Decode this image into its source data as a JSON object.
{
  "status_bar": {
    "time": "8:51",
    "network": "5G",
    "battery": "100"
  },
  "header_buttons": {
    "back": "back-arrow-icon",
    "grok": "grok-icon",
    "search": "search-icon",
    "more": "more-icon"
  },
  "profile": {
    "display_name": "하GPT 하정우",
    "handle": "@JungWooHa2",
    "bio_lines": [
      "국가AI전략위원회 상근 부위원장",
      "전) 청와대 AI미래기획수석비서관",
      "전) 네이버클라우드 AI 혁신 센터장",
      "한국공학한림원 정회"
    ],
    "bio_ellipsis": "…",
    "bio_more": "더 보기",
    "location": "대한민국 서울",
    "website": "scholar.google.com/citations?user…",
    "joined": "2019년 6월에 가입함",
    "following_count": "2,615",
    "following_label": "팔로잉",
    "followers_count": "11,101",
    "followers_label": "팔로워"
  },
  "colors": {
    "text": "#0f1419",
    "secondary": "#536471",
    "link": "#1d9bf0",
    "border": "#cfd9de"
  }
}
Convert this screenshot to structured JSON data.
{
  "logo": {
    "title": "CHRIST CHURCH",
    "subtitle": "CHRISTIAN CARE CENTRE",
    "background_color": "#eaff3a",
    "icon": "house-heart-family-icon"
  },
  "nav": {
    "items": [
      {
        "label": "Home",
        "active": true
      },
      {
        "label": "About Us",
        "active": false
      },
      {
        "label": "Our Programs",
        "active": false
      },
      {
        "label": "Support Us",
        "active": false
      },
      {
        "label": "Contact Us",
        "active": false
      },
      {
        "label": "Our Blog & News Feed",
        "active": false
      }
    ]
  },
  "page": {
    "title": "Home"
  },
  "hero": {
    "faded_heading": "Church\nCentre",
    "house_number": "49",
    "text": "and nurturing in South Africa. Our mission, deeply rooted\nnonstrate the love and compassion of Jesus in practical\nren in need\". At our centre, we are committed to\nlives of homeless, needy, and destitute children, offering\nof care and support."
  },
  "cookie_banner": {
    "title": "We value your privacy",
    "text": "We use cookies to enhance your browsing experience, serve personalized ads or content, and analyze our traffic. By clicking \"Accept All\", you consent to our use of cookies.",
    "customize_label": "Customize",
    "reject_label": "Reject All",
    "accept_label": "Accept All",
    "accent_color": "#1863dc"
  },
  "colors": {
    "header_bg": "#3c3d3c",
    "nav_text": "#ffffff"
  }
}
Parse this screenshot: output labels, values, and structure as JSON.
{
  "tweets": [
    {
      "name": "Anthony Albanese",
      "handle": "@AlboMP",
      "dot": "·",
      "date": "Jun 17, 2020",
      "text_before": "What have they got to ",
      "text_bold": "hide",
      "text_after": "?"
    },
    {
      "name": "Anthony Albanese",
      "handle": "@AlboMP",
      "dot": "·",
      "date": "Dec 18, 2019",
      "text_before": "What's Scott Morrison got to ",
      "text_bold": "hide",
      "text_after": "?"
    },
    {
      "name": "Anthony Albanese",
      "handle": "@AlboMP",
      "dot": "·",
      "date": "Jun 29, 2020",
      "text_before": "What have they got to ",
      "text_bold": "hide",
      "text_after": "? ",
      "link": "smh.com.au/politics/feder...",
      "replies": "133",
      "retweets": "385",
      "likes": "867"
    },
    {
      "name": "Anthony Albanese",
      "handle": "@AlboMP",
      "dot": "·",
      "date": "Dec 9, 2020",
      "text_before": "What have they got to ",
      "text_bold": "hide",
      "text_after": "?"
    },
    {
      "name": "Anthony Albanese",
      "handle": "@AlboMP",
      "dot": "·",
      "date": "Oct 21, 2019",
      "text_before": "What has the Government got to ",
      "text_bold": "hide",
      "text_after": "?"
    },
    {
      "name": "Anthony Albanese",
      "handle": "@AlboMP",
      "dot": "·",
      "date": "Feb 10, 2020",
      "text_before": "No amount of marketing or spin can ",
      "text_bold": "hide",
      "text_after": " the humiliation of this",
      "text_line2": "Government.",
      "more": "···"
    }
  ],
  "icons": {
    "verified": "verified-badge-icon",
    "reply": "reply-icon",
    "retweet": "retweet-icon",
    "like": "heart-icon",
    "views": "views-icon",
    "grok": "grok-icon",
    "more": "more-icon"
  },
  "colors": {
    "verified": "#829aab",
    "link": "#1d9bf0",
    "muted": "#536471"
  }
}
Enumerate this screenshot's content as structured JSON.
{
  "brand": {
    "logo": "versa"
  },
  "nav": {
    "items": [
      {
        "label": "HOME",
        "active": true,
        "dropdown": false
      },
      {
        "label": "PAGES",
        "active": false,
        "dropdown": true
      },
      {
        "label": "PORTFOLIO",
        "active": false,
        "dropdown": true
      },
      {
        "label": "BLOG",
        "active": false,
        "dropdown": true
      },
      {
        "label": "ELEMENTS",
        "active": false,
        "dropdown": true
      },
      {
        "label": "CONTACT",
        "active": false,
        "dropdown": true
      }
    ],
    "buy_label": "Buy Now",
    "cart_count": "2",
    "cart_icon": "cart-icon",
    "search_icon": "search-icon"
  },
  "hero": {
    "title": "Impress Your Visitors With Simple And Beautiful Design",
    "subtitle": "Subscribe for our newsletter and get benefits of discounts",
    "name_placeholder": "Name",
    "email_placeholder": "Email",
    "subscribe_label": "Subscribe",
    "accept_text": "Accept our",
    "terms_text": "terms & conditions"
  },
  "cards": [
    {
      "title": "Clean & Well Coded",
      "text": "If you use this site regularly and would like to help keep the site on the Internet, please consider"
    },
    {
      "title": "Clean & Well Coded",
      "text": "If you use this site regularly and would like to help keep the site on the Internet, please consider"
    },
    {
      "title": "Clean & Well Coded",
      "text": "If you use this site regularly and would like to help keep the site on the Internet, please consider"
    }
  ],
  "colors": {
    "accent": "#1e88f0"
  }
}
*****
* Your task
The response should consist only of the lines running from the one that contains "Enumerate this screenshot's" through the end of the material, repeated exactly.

* Problem solution
Enumerate this screenshot's content as structured JSON.
{
  "brand": {
    "logo": "versa"
  },
  "nav": {
    "items": [
      {
        "label": "HOME",
        "active": true,
        "dropdown": false
      },
      {
        "label": "PAGES",
        "active": false,
        "dropdown": true
      },
      {
        "label": "PORTFOLIO",
        "active": false,
        "dropdown": true
      },
      {
        "label": "BLOG",
        "active": false,
        "dropdown": true
      },
      {
        "label": "ELEMENTS",
        "active": false,
        "dropdown": true
      },
      {
        "label": "CONTACT",
        "active": false,
        "dropdown": true
      }
    ],
    "buy_label": "Buy Now",
    "cart_count": "2",
    "cart_icon": "cart-icon",
    "search_icon": "search-icon"
  },
  "hero": {
    "title": "Impress Your Visitors With Simple And Beautiful Design",
    "subtitle": "Subscribe for our newsletter and get benefits of discounts",
    "name_placeholder": "Name",
    "email_placeholder": "Email",
    "subscribe_label": "Subscribe",
    "accept_text": "Accept our",
    "terms_text": "terms & conditions"
  },
  "cards": [
    {
      "title": "Clean & Well Coded",
      "text": "If you use this site regularly and would like to help keep the site on the Internet, please consider"
    },
    {
      "title": "Clean & Well Coded",
      "text": "If you use this site regularly and would like to help keep the site on the Internet, please consider"
    },
    {
      "title": "Clean & Well Coded",
      "text": "If you use this site regularly and would like to help keep the site on the Internet, please consider"
    }
  ],
  "colors": {
    "accent": "#1e88f0"
  }
}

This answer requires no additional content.